---- EXCERPTED DATA

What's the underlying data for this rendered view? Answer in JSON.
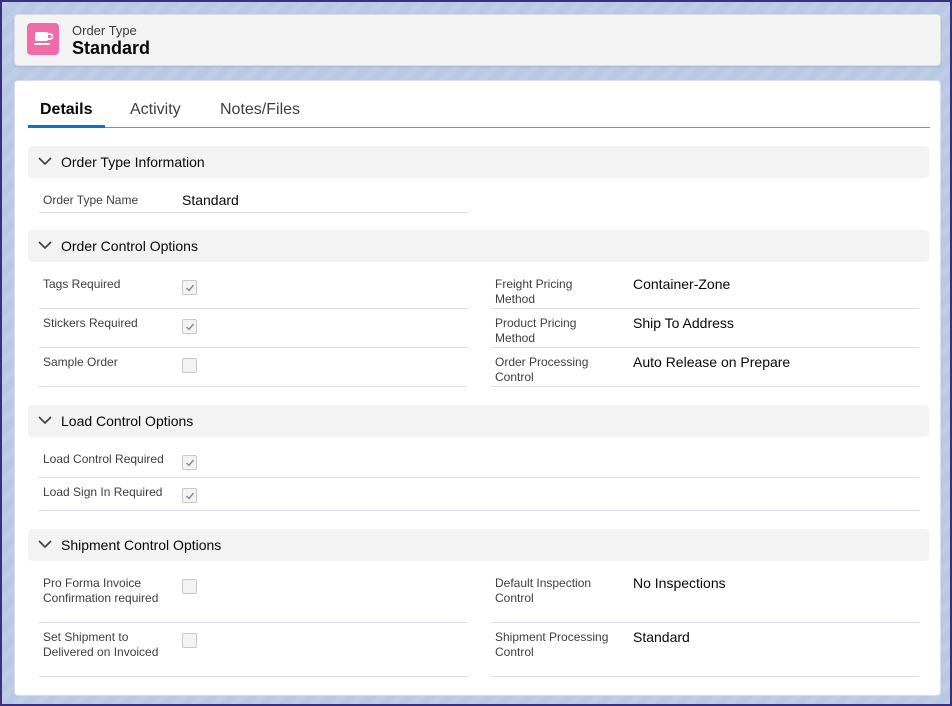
{
  "header": {
    "subtitle": "Order Type",
    "title": "Standard",
    "icon": "cup-icon",
    "icon_color": "#f06ba8"
  },
  "tabs": [
    {
      "label": "Details",
      "active": true
    },
    {
      "label": "Activity",
      "active": false
    },
    {
      "label": "Notes/Files",
      "active": false
    }
  ],
  "sections": {
    "info": {
      "title": "Order Type Information",
      "fields": {
        "name_label": "Order Type Name",
        "name_value": "Standard"
      }
    },
    "order_control": {
      "title": "Order Control Options",
      "left": [
        {
          "label": "Tags Required",
          "checked": true
        },
        {
          "label": "Stickers Required",
          "checked": true
        },
        {
          "label": "Sample Order",
          "checked": false
        }
      ],
      "right": [
        {
          "label": "Freight Pricing Method",
          "value": "Container-Zone"
        },
        {
          "label": "Product Pricing Method",
          "value": "Ship To Address"
        },
        {
          "label": "Order Processing Control",
          "value": "Auto Release on Prepare"
        }
      ]
    },
    "load_control": {
      "title": "Load Control Options",
      "left": [
        {
          "label": "Load Control Required",
          "checked": true
        },
        {
          "label": "Load Sign In Required",
          "checked": true
        }
      ]
    },
    "shipment_control": {
      "title": "Shipment Control Options",
      "left": [
        {
          "label": "Pro Forma Invoice Confirmation required",
          "checked": false
        },
        {
          "label": "Set Shipment to Delivered on Invoiced",
          "checked": false
        }
      ],
      "right": [
        {
          "label": "Default Inspection Control",
          "value": "No Inspections"
        },
        {
          "label": "Shipment Processing Control",
          "value": "Standard"
        }
      ]
    }
  },
  "colors": {
    "accent": "#0176d3",
    "section_bg": "#f3f3f3"
  }
}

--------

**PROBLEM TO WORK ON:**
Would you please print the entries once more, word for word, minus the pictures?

**YOUR SOLUTION:**
What's the underlying data for this rendered view? Answer in JSON.
{
  "header": {
    "subtitle": "Order Type",
    "title": "Standard",
    "icon": "cup-icon",
    "icon_color": "#f06ba8"
  },
  "tabs": [
    {
      "label": "Details",
      "active": true
    },
    {
      "label": "Activity",
      "active": false
    },
    {
      "label": "Notes/Files",
      "active": false
    }
  ],
  "sections": {
    "info": {
      "title": "Order Type Information",
      "fields": {
        "name_label": "Order Type Name",
        "name_value": "Standard"
      }
    },
    "order_control": {
      "title": "Order Control Options",
      "left": [
        {
          "label": "Tags Required",
          "checked": true
        },
        {
          "label": "Stickers Required",
          "checked": true
        },
        {
          "label": "Sample Order",
          "checked": false
        }
      ],
      "right": [
        {
          "label": "Freight Pricing Method",
          "value": "Container-Zone"
        },
        {
          "label": "Product Pricing Method",
          "value": "Ship To Address"
        },
        {
          "label": "Order Processing Control",
          "value": "Auto Release on Prepare"
        }
      ]
    },
    "load_control": {
      "title": "Load Control Options",
      "left": [
        {
          "label": "Load Control Required",
          "checked": true
        },
        {
          "label": "Load Sign In Required",
          "checked": true
        }
      ]
    },
    "shipment_control": {
      "title": "Shipment Control Options",
      "left": [
        {
          "label": "Pro Forma Invoice Confirmation required",
          "checked": false
        },
        {
          "label": "Set Shipment to Delivered on Invoiced",
          "checked": false
        }
      ],
      "right": [
        {
          "label": "Default Inspection Control",
          "value": "No Inspections"
        },
        {
          "label": "Shipment Processing Control",
          "value": "Standard"
        }
      ]
    }
  },
  "colors": {
    "accent": "#0176d3",
    "section_bg": "#f3f3f3"
  }
}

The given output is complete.